by Stuart Miller
There is something wonderful about devised theater, a show created by an ensemble in a truly collaborative process. That said, it often is no substitute for a playwright with a vision and a singular voice. The new production, Who Would Be King by the Boston-based group Liars & Believers illustrates both the promise and the perils of the collective approach.
Who Would Be King was developed over an 18-month span through a series of workshops and readings that incorporated the public’s feedback into the writing process. The show is a retelling of the biblical story of King Saul but it begins as a clown show, complete with red noses, foam noodles used as weapons and modern references before shifting to a drama, with real sword battles, that wants to be like Shakespeare’s tragedies or histories. While each section is intriguing and often entertaining on its own, they do not connect at all, the play sags in the middle despite the energetic performance of the five person cast, and any sense of intent gets muddled.
There are a few gender twists– Samuel the prophet is Sam (Rebecca Lehrhoff) and David, the giant slayer who eventually will replace Saul, becomes D (Veronica Barron)– that don’t detract from the story but that are not explored in depth, particularly the relationship between D and Saul’s hapless son Jonny. The show also features a Greek chorus of one, Jay Mobley, who plays assorted instruments and sings in a haunting Thom Yorke-like voice; it’s occasionally effective but just as often trite or overly obvious (“They don’t love you anymore,” he sings to Saul at one point, “They found someone better”). Again, while artistic director Jason Slavick directed the play, it feels here like no one was willing to demand more of the writing.
The modern references to Trump and Breitbart in the early going ultimately shed no light on the ensemble’s viewpoint about Saul, in part because it’s difficult to discern any real viewpoint at all, about Saul as a king and earlier in the show about whether the “bumbleheads” (the common folk) are smart for desiring a ruler or foolish for disobeying the prophet and God. Their complaints range from the trivial (“I stubbed my toe”) to the profound “My family is dead”) but the absent God appears indifferent to it all and has done little to help them.

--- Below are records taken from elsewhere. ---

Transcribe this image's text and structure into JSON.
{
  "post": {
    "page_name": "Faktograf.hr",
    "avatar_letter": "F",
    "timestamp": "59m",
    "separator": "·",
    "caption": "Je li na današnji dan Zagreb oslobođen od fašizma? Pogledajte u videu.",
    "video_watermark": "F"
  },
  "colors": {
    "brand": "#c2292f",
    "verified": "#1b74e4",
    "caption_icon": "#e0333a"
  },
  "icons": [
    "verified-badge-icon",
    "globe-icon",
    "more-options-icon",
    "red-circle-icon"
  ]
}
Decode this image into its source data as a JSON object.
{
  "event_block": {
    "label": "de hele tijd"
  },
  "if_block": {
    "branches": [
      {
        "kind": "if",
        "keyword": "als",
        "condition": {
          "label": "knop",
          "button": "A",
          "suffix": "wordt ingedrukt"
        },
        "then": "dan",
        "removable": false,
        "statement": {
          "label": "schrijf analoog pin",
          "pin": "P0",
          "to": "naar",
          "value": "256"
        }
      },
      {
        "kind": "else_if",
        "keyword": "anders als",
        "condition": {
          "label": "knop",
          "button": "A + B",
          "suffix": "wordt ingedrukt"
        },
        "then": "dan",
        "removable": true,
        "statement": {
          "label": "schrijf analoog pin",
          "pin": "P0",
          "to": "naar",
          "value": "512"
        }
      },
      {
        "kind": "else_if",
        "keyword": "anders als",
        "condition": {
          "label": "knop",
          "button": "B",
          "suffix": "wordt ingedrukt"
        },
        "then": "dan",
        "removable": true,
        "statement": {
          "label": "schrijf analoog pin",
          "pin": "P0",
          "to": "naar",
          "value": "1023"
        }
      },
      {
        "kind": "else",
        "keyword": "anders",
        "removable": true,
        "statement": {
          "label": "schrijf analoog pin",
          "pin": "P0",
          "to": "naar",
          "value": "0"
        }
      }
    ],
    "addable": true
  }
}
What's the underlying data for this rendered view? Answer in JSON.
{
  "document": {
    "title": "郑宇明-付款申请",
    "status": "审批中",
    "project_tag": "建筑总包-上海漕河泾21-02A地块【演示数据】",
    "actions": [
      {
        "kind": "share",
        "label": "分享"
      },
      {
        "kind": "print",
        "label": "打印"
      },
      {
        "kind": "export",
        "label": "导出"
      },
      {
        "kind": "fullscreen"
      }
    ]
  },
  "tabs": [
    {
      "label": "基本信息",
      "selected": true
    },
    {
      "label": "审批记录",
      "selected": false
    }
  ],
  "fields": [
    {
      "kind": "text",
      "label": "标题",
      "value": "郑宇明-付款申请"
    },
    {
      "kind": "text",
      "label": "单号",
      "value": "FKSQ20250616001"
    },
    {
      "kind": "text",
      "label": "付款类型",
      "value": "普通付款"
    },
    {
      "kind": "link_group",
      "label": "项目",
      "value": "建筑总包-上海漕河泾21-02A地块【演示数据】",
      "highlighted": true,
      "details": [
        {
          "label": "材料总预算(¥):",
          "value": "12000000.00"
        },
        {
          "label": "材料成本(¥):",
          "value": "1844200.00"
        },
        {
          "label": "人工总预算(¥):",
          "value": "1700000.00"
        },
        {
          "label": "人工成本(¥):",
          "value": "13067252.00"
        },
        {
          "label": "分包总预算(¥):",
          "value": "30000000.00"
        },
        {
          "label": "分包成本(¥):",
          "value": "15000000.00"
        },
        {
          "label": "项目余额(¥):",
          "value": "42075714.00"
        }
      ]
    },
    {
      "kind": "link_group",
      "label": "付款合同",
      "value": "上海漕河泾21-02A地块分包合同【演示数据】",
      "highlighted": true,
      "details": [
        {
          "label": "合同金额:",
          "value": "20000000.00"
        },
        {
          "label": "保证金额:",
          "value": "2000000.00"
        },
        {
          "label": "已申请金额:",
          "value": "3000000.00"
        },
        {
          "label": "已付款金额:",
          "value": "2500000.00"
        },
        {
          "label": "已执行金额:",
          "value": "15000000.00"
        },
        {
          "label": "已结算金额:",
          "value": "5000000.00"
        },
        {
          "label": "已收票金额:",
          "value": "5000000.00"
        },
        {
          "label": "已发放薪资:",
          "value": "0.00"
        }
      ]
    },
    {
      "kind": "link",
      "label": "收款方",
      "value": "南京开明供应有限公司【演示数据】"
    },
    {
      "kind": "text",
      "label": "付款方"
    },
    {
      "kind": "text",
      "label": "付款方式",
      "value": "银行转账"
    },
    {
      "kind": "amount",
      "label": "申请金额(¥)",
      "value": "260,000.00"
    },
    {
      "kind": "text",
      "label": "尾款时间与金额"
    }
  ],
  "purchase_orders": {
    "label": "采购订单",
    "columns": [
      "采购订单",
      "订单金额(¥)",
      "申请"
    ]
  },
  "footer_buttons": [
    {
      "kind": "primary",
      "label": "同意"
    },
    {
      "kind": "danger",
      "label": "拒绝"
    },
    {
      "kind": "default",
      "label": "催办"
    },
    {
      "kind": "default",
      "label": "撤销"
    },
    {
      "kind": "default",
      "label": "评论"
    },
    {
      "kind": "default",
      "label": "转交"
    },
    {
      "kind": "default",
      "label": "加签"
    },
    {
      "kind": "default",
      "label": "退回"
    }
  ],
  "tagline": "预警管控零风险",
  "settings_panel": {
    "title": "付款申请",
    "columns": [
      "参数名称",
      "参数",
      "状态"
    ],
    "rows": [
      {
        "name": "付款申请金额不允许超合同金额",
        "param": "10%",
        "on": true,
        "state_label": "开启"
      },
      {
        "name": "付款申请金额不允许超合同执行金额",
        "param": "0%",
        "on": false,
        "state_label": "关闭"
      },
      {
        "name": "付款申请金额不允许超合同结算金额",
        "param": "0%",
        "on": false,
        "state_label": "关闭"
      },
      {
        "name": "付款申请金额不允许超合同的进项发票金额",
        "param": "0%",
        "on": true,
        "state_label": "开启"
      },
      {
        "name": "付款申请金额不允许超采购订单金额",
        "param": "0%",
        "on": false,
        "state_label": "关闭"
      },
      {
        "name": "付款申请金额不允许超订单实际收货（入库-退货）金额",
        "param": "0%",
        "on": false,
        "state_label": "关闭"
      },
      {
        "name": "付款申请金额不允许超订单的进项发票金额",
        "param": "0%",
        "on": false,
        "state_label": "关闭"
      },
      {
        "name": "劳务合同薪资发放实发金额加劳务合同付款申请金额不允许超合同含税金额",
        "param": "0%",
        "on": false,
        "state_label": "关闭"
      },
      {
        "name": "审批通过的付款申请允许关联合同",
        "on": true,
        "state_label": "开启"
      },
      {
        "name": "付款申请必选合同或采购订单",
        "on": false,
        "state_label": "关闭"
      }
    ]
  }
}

Throughout the play, however, while it’s implicit that God is real, there’s no clear take on what purpose he or she actually serves. After all, it appears Saul (Glen Moore) is a good king for 20 years, although that notion is also undermined by comments made by his son Jonny (Jesse Garlick) and the television interviewers, whose anachronistic presence is amusing but not fully exploited– especially since it is never made clear whether Saul is a good king or not leaving the audience unsure of whether to root for him, at least until his insecurity consumes him and he banishes D. At that point he becomes a Lear-like king, but without the clearly defined character (and the poetry) Shakespeare created, the tragedy at the end, while compelling to watch, feels muted emotionally: did he fail because of his human foibles or because he cast off God? (This is not Moore’s fault; he is equal to the rest of the cast as a clown but he really grows into the role of doomed king as the evening progresses.) We have come a long way from the imaginative hijinks of the opening moments but it’s not clear enough why we ended up where we did.
Ars Nova, 511 W. 54th Street between 10th and 11th Avenue—through April – ovationtix.com or
866-811-4111. Run Time is ninety minutes with no intermission.